Therapy has many stereotypes associated with it. Debunking a few of these myths about therapy is vital to breaking the prejudice attached to it.
A lot has been written about mental health in the workplace and the risks of sharing a mental illness with coworkers or employers. May is Mental Health Awareness Month, an important time to address the unfortunate, widespread stigma that still exists about mental health and psychotherapy in America. Much more needs to be done to educate the public about mental health wellness and suicide prevention.
Misguided notions about what really goes on in a practicing psychotherapist’s office often come from novels or television. Psychotherapists are often portrayed as incompetent hacks, more disturbed than their clients. Some scenes are good, some bad, and others downright comical. There are numerous myths about psychotherapy that continue to show up in the written word, on the screen, and in the workplace. Here are ten of the most common ones.
Here Are 10 Common Myths About Therapy
1. People who seek psychotherapy are weak, mentally ill, or crazy.
Untrue. Nowadays if you seek treatment, it’s often viewed as a sign of resourcefulness. The average therapy client struggles with many of the same problems we all struggle with daily: relationships, self-doubt, confidence, self-esteem, work-life stress, life transitions, depression, and anxiety.
The preferred designation for the person in therapy is “client,” not “patient,” for that very reason. Over my 25 years of experience, I’ve often said that the folks I treat in therapy are mentally healthier than some people walking the streets who fear the stigma of mental health counseling.
2. Therapists sit behind desks taking notes while you lie on a couch.
This is rarely the case. Trained clinicians know that the arrangement and distance between them and the client are critical for a safe and workable therapeutic alliance. Psychological or physical separation from the client can create subtle authority and intimidation and an inability on the client’s part to fully connect and disclose information pertinent to treatment.

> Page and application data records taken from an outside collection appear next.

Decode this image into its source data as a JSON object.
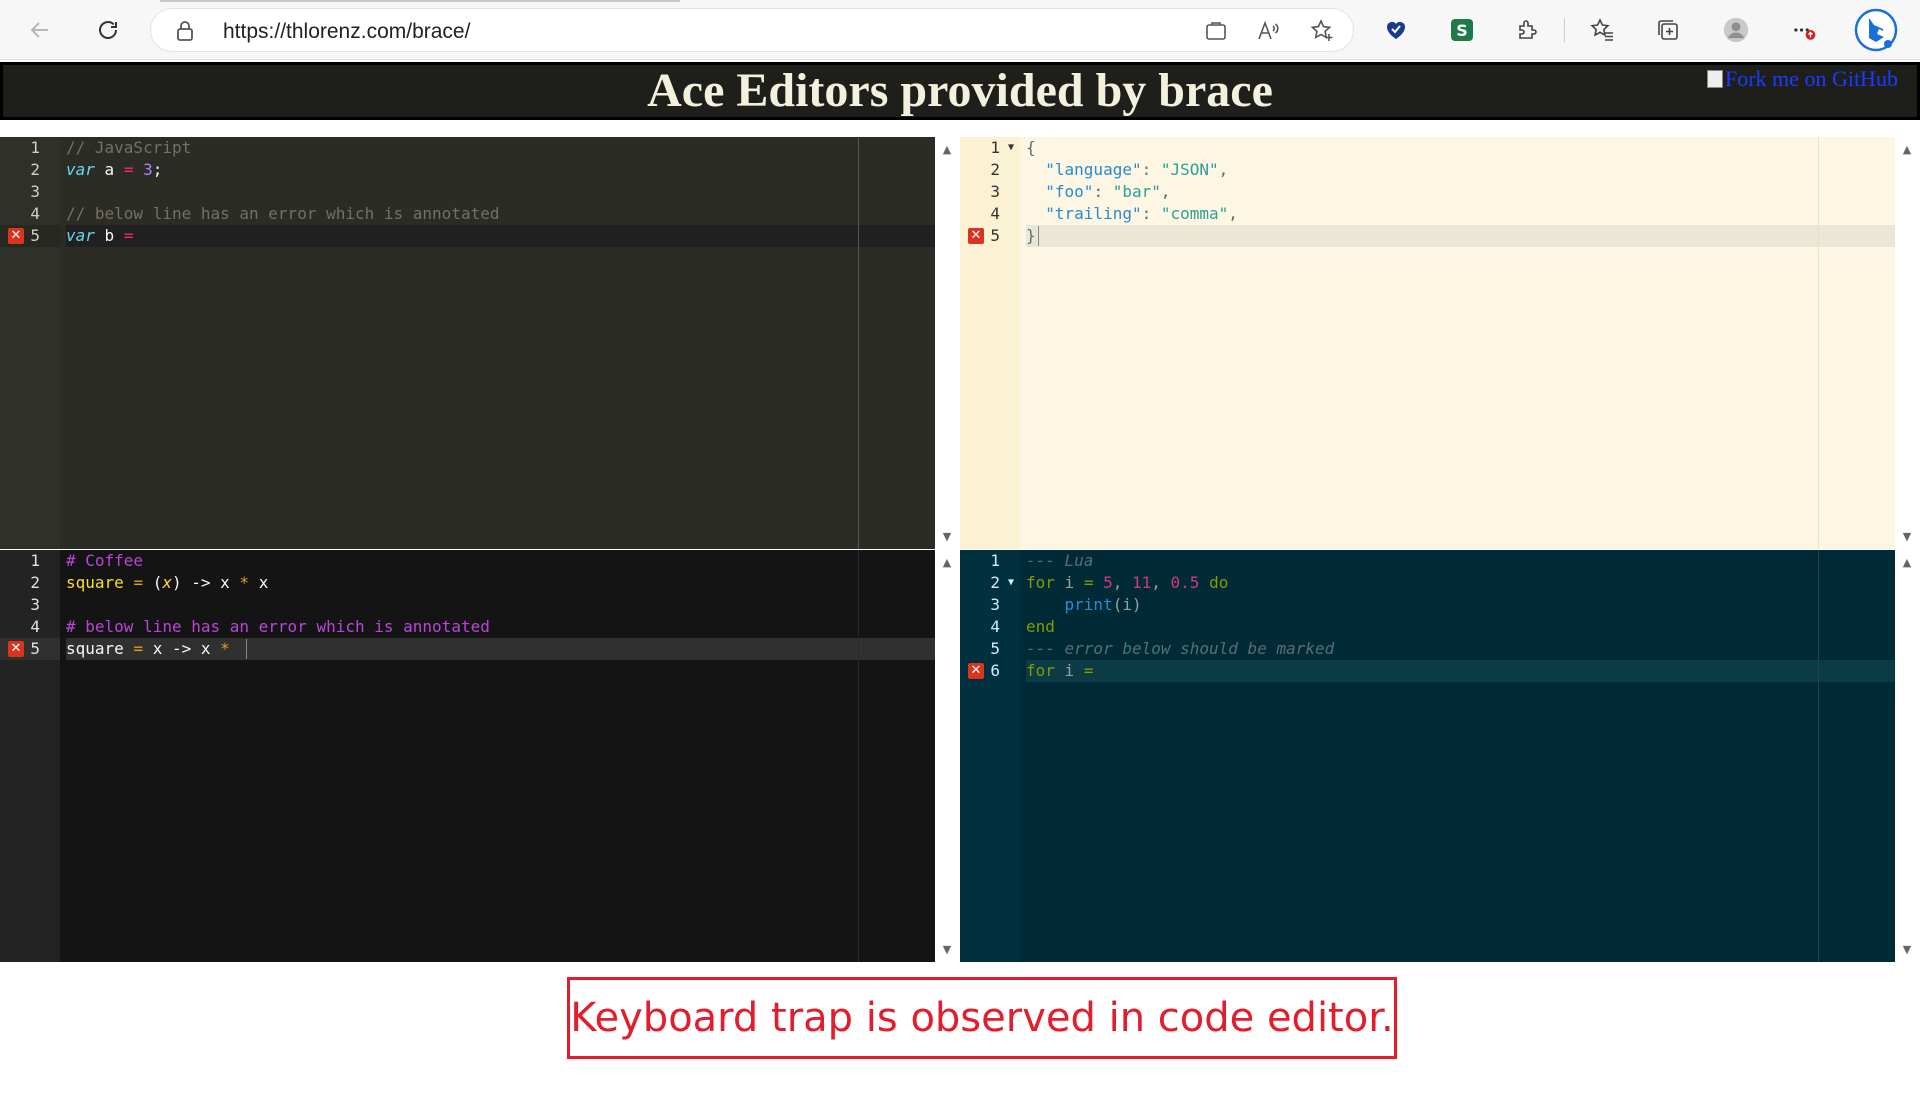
{
  "browser": {
    "url": "https://thlorenz.com/brace/"
  },
  "page": {
    "title": "Ace Editors provided by brace",
    "fork_link_text": "Fork me on GitHub"
  },
  "editors": {
    "javascript": {
      "theme": "monokai",
      "lines": [
        "// JavaScript",
        "var a = 3;",
        "",
        "// below line has an error which is annotated",
        "var b ="
      ],
      "line_numbers": [
        "1",
        "2",
        "3",
        "4",
        "5"
      ],
      "error_line": 5
    },
    "json": {
      "theme": "solarized_light",
      "lines": [
        "{",
        "  \"language\": \"JSON\",",
        "  \"foo\": \"bar\",",
        "  \"trailing\": \"comma\",",
        "}"
      ],
      "line_numbers": [
        "1",
        "2",
        "3",
        "4",
        "5"
      ],
      "error_line": 5
    },
    "coffee": {
      "theme": "dark",
      "lines": [
        "# Coffee",
        "square = (x) -> x * x",
        "",
        "# below line has an error which is annotated",
        "square = x -> x * "
      ],
      "line_numbers": [
        "1",
        "2",
        "3",
        "4",
        "5"
      ],
      "error_line": 5
    },
    "lua": {
      "theme": "solarized_dark",
      "lines": [
        "--- Lua",
        "for i = 5, 11, 0.5 do",
        "    print(i)",
        "end",
        "--- error below should be marked",
        "for i ="
      ],
      "line_numbers": [
        "1",
        "2",
        "3",
        "4",
        "5",
        "6"
      ],
      "error_line": 6
    }
  },
  "annotation": {
    "text": "Keyboard trap is observed in code editor."
  },
  "colors": {
    "annotation_red": "#e31d2b"
  }
}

The typical therapeutic setting is much like your living room where both parties sit in comfortable chairs without barriers between them. Good therapists often ask if the distance is comfortable and refrain from taking notes until after the session so they can be present with clients.
3. Psychotherapists and clients become best friends.

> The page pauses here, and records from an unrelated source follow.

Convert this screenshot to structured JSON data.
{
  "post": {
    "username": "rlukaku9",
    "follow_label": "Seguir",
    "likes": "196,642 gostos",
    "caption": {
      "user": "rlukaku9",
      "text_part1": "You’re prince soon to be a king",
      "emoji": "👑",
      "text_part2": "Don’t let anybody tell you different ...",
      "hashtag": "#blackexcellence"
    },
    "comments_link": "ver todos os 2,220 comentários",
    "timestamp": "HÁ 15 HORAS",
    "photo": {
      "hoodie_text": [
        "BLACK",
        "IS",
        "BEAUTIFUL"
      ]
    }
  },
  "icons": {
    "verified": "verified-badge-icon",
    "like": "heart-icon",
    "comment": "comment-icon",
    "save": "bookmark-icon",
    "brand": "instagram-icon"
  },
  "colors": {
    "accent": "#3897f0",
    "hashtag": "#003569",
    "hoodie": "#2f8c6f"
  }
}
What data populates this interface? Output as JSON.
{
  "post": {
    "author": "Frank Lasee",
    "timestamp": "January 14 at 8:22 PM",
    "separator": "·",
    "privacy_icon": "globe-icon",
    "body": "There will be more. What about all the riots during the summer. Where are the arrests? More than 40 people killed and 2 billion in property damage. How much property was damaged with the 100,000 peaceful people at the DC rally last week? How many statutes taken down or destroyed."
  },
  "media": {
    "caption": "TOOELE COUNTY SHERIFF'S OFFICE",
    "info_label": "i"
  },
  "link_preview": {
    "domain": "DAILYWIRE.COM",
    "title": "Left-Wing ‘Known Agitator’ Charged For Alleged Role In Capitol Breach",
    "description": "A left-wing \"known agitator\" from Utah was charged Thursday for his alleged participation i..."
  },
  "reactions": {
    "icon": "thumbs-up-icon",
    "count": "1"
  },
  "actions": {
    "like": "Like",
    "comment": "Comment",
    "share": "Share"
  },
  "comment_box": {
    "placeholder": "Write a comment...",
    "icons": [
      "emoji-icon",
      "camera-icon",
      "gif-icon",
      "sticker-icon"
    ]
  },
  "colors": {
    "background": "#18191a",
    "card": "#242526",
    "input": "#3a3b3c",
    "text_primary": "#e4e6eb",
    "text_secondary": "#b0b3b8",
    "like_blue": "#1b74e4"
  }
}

There is no basis in the myth often seen in literature that you pay a psychotherapist to be nice to you and care for you. The therapeutic relationship is a psychologically intimate but strictly professional one.
It’s the therapist’s absolute commitment and requirement of ethics and law that the relationship is limited to counseling sessions and necessary email, phone, or text contacts. Clinicians who break the boundary between a professional relationship and friendship can lose their licenses for such infractions. The client’s name and personal story are strictly confidential.
In an episode of the TV series “The Sopranos,” a serious ethical lapse occurred when one therapist revealed the name of another therapist’s client across a crowded table at a dinner party full of clinicians. Around the country the next day, the episode outraged clients and therapists because of this egregious ethical violation. Some fans even lost faith in their ability to maintain “belief” in the television program.
4. Psychotherapy is mostly just talk.
Therapy isn’t passive. Scenes in novels and TV shows where therapists just listen to clients vent, nod their heads in approval, and mirror back the same words are stereotypes. These are those cases in fiction where therapists interpret clients’ experiences for them instead of eliciting a client’s own interpretations.
With today’s cutting-edge therapies, clinicians are trained in experiential and therapist-led modalities that engage both parties in an interactive collaborative process based on dialogue and the client’s active engagement in joint problem-solving. Together psychotherapists and clients identify problems, set goals, and monitor progress sometimes with homework and reading assignments as part of the process.
5. Psychotherapists have ready-made solutions for all of life’s problems.
What is important in establishing the therapist-client alliance is not what the therapist thinks is important to bring about change but what the client thinks is important. A good therapist tailors treatment sessions around the needs of clients instead of plugging clients into ready-made formulas.